|Bob Bemer will be recognized as the first person in the world to publish warnings of the Year 2000 problem, and again in 1979. This got much attention in the USA media.|
Project Gutenberg is founded by Michael Hart.
Its mission, according to its stated history and philosophy, is to "make information, books and other materials available to the general public in forms a vast majority of the computers, programs and people can easily read, use, quote, and search." The project provide thousands of books (mostly novels) scanned by volunteers that are either free of copyrights or donated to the foundation. It will have over 10,000 titles on line by 2003
Ray Tomlinson of Bolt Beranek and Newmann sends the first network e-mail message.
Ray Tomlinson ca. 1985 & 2000
Within 30 years the number of emails sent will surpass the number of phone calls made on one day.

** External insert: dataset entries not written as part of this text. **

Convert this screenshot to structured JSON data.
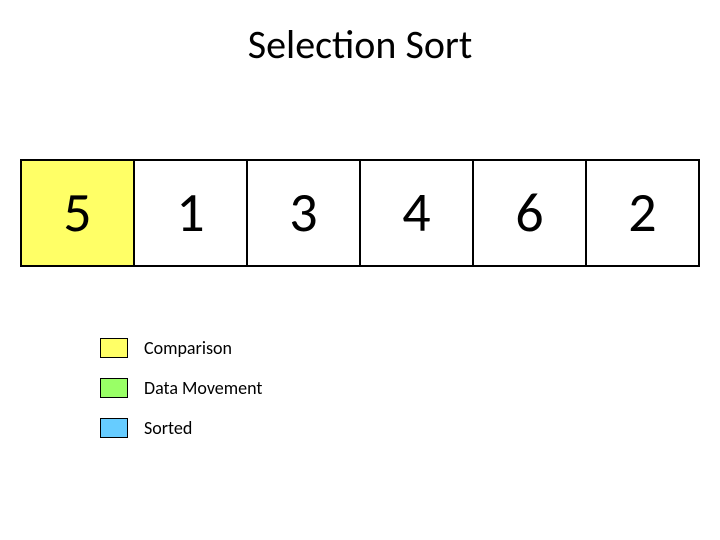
{
  "title": "Selection Sort",
  "cells": [
    {
      "value": "5",
      "state": "comparison"
    },
    {
      "value": "1",
      "state": "none"
    },
    {
      "value": "3",
      "state": "none"
    },
    {
      "value": "4",
      "state": "none"
    },
    {
      "value": "6",
      "state": "none"
    },
    {
      "value": "2",
      "state": "none"
    }
  ],
  "legend": {
    "comparison": "Comparison",
    "movement": "Data Movement",
    "sorted": "Sorted"
  },
  "colors": {
    "comparison": "#ffff66",
    "movement": "#99ff66",
    "sorted": "#66ccff"
  }
}
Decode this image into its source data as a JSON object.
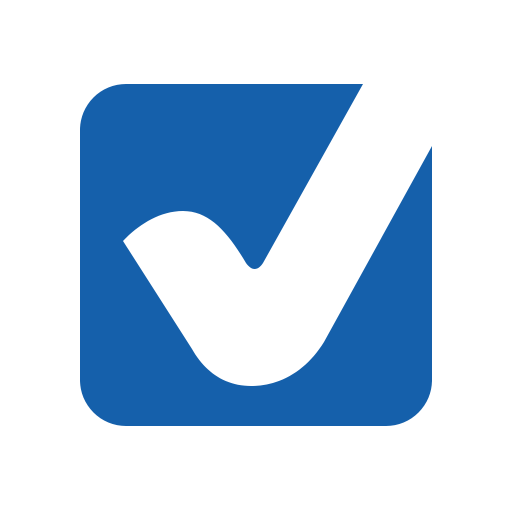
{
  "icon": {
    "name": "checkbox-check-icon",
    "colors": {
      "background": "#ffffff",
      "box": "#1560ab",
      "check": "#ffffff"
    }
  }
}
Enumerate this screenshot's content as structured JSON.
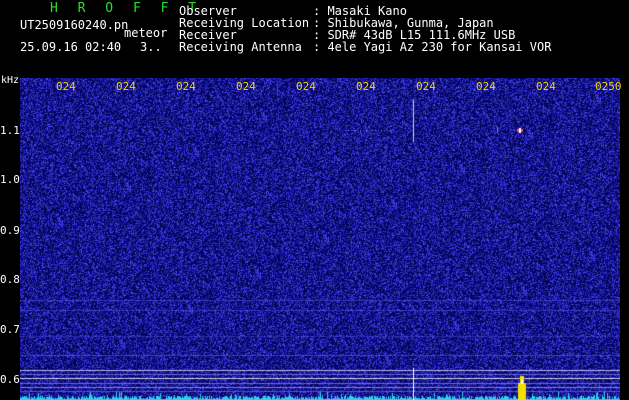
{
  "header": {
    "brand": "H R O F F T",
    "filename": "UT2509160240.pn",
    "tag": "meteor",
    "timestamp": "25.09.16 02:40",
    "counter": "3..",
    "meta": [
      {
        "key": "Observer",
        "value": ": Masaki Kano"
      },
      {
        "key": "Receiving Location",
        "value": ": Shibukawa, Gunma, Japan"
      },
      {
        "key": "Receiver",
        "value": ": SDR# 43dB L15 111.6MHz USB"
      },
      {
        "key": "Receiving Antenna",
        "value": ": 4ele Yagi Az 230 for Kansai VOR"
      }
    ]
  },
  "axis": {
    "unit": "kHz",
    "y_ticks": [
      "1.1",
      "1.0",
      "0.9",
      "0.8",
      "0.7",
      "0.6"
    ],
    "time_ticks": [
      "024",
      "024",
      "024",
      "024",
      "024",
      "024",
      "024",
      "024",
      "024",
      "0250"
    ]
  },
  "colors": {
    "background": "#000000",
    "spectrogram_base": "#0a0a78",
    "noise": "#3b3be0",
    "brand": "#22e222",
    "time_labels": "#f4d400",
    "baseline": "#2bd3f0"
  }
}
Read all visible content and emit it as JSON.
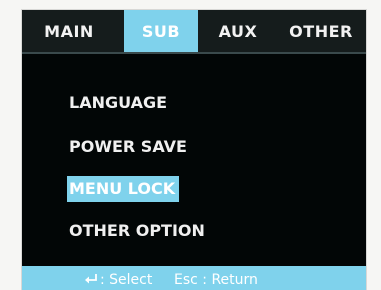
{
  "tabs": [
    {
      "label": "MAIN",
      "active": false
    },
    {
      "label": "SUB",
      "active": true
    },
    {
      "label": "AUX",
      "active": false
    },
    {
      "label": "OTHER",
      "active": false
    }
  ],
  "menu": {
    "items": [
      {
        "label": "LANGUAGE",
        "selected": false
      },
      {
        "label": "POWER SAVE",
        "selected": false
      },
      {
        "label": "MENU LOCK",
        "selected": true
      },
      {
        "label": "OTHER OPTION",
        "selected": false
      }
    ]
  },
  "status": {
    "select_icon": "enter-arrow-icon",
    "select_label": ": Select",
    "return_label": "Esc : Return"
  },
  "colors": {
    "accent": "#7fd2ec",
    "screen_background": "#020606",
    "tab_bar": "#151c1c",
    "text": "#f0f0f0"
  }
}
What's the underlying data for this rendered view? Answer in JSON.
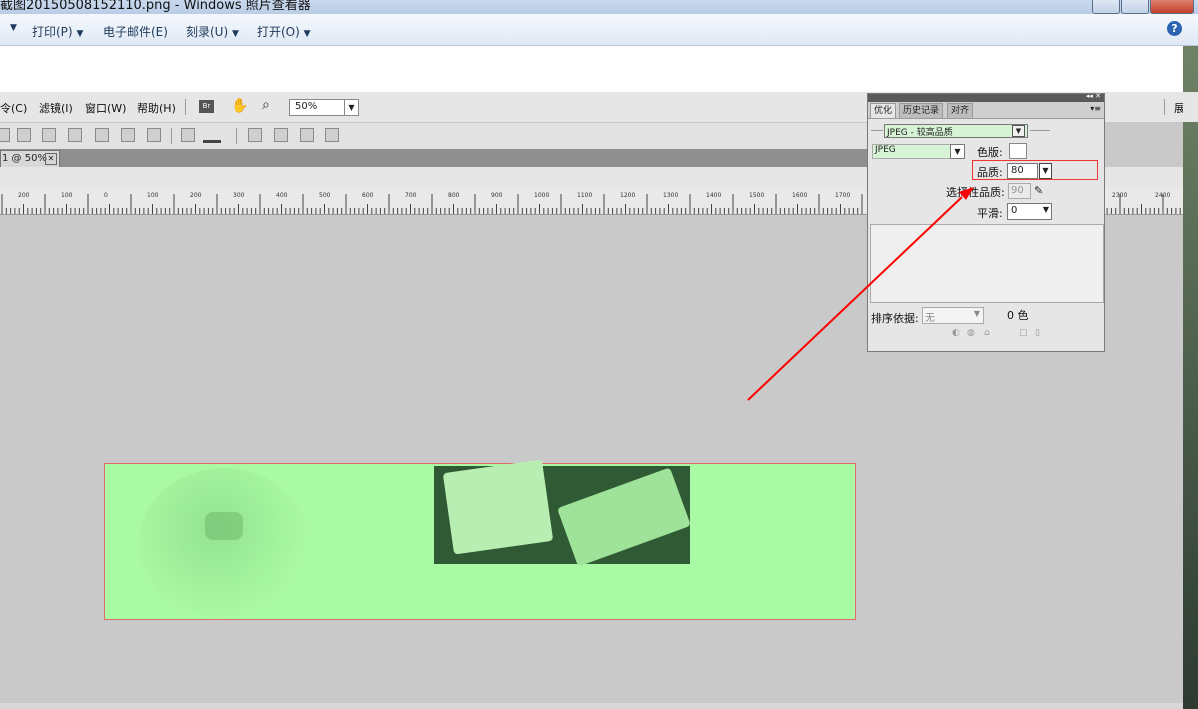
{
  "viewer": {
    "title": "截图20150508152110.png - Windows 照片查看器",
    "menu": [
      {
        "label": "打印(P)"
      },
      {
        "label": "电子邮件(E)"
      },
      {
        "label": "刻录(U)"
      },
      {
        "label": "打开(O)"
      }
    ],
    "help": "?"
  },
  "fireworks": {
    "menu": [
      "令(C)",
      "滤镜(I)",
      "窗口(W)",
      "帮助(H)"
    ],
    "br_label": "Br",
    "zoom": "50%",
    "right_menu_fragment": "展",
    "doc_tab": "1 @ 50%",
    "ruler_labels": [
      "200",
      "100",
      "0",
      "100",
      "200",
      "300",
      "400",
      "500",
      "600",
      "700",
      "800",
      "900",
      "1000",
      "1100",
      "1200",
      "1300",
      "1400",
      "1500",
      "1600",
      "1700",
      "2300",
      "2400"
    ]
  },
  "optimize_panel": {
    "tabs": [
      "优化",
      "历史记录",
      "对齐"
    ],
    "preset": "JPEG - 较高品质",
    "format": "JPEG",
    "palette_label": "色版:",
    "quality_label": "品质:",
    "quality_value": "80",
    "selective_quality_label": "选择性品质:",
    "selective_quality_value": "90",
    "smoothing_label": "平滑:",
    "smoothing_value": "0",
    "sort_label": "排序依据:",
    "sort_value": "无",
    "colors_count": "0 色"
  },
  "colors": {
    "slice_fill": "#aaf9a4",
    "slice_border": "#e06a6a",
    "annotation": "#ff0000"
  }
}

Don Hoefler writes a series of articles for Electronic News called Silicon Valley USA, using in print the name that had been adopted to describe the area.(8)
David Parnas describes the principle of information hiding.(8)
Niklaus Wirth (1934-) develops Pascal as a language for teaching structured programming concepts.
|Program Hello (Input, Output);
Writeln (‘Hello World!’);
Edsger Dijkstra(1930-2002) delivers his famous ACM paper dealing with naming conventions: ‘Excessive consonants considered hard to spell’.
|Last Updated on October 19, 2010||For suggestions please mail the editors|
|1||Dean Takahashi -- Electronic Business, 1/1/1999|
|3||R. Bayer, B-trees and Databases, Conference june 2001 on Software pioneers, contributions to software engineering|
|6||reference http://www.iei.ie/Steps/; http://www.engology.com/eng5nakamatsu.htm|
|8||http://www.shomepower.com/dict/c/computer_history_1966_to_1971.htm; last accessed 20050713|
|10||If Wayne Pickette's claim will be accepted by Intel remains open for debate unless a judicial court will pronounce a verdict. In personal correspondence with Mr. Pickette (20060920) he indicates that this will be useless since his key witness died. The fact is that in the period of time the concept has been drawn up and proposed to the team, social and political circumstances played an important role in the US society. This certainly has contributed in denying Mr. Pickette's claim on the invention.|
|15||One inch is 25,4 mm|
|16||The principle is the same as a normal tape or cassette recorder. A recording head "writes" the music on a tape. A reading head "reads" the music back from a tape|
|17||Marian Bozdoc, Auckland NZ, www.bozdoc.f2s.com|
|20||Wayne D. Pickette|
|22||courtesy wiki ecyclopedia|
|23||picture courtesy A. Perry casino top10|